SUPPLIED INFORMATION »

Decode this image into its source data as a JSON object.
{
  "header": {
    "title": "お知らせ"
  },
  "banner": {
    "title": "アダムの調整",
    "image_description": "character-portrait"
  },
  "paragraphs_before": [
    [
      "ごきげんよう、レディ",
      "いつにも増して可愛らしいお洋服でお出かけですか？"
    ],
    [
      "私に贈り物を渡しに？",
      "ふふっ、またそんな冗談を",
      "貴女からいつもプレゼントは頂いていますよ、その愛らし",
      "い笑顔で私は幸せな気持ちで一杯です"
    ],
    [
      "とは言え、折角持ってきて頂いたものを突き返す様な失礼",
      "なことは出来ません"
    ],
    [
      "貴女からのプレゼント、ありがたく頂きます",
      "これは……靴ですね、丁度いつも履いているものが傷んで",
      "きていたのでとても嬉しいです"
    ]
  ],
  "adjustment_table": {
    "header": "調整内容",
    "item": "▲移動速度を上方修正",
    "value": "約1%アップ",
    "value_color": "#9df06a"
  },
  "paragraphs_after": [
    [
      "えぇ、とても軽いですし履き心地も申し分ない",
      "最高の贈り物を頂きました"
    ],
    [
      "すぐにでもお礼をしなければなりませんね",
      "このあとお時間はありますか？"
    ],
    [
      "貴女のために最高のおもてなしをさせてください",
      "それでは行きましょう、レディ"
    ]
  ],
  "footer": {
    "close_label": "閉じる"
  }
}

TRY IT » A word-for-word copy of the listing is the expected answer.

RESULT »
Decode this image into its source data as a JSON object.
{
  "header": {
    "title": "お知らせ"
  },
  "banner": {
    "title": "アダムの調整",
    "image_description": "character-portrait"
  },
  "paragraphs_before": [
    [
      "ごきげんよう、レディ",
      "いつにも増して可愛らしいお洋服でお出かけですか？"
    ],
    [
      "私に贈り物を渡しに？",
      "ふふっ、またそんな冗談を",
      "貴女からいつもプレゼントは頂いていますよ、その愛らし",
      "い笑顔で私は幸せな気持ちで一杯です"
    ],
    [
      "とは言え、折角持ってきて頂いたものを突き返す様な失礼",
      "なことは出来ません"
    ],
    [
      "貴女からのプレゼント、ありがたく頂きます",
      "これは……靴ですね、丁度いつも履いているものが傷んで",
      "きていたのでとても嬉しいです"
    ]
  ],
  "adjustment_table": {
    "header": "調整内容",
    "item": "▲移動速度を上方修正",
    "value": "約1%アップ",
    "value_color": "#9df06a"
  },
  "paragraphs_after": [
    [
      "えぇ、とても軽いですし履き心地も申し分ない",
      "最高の贈り物を頂きました"
    ],
    [
      "すぐにでもお礼をしなければなりませんね",
      "このあとお時間はありますか？"
    ],
    [
      "貴女のために最高のおもてなしをさせてください",
      "それでは行きましょう、レディ"
    ]
  ],
  "footer": {
    "close_label": "閉じる"
  }
}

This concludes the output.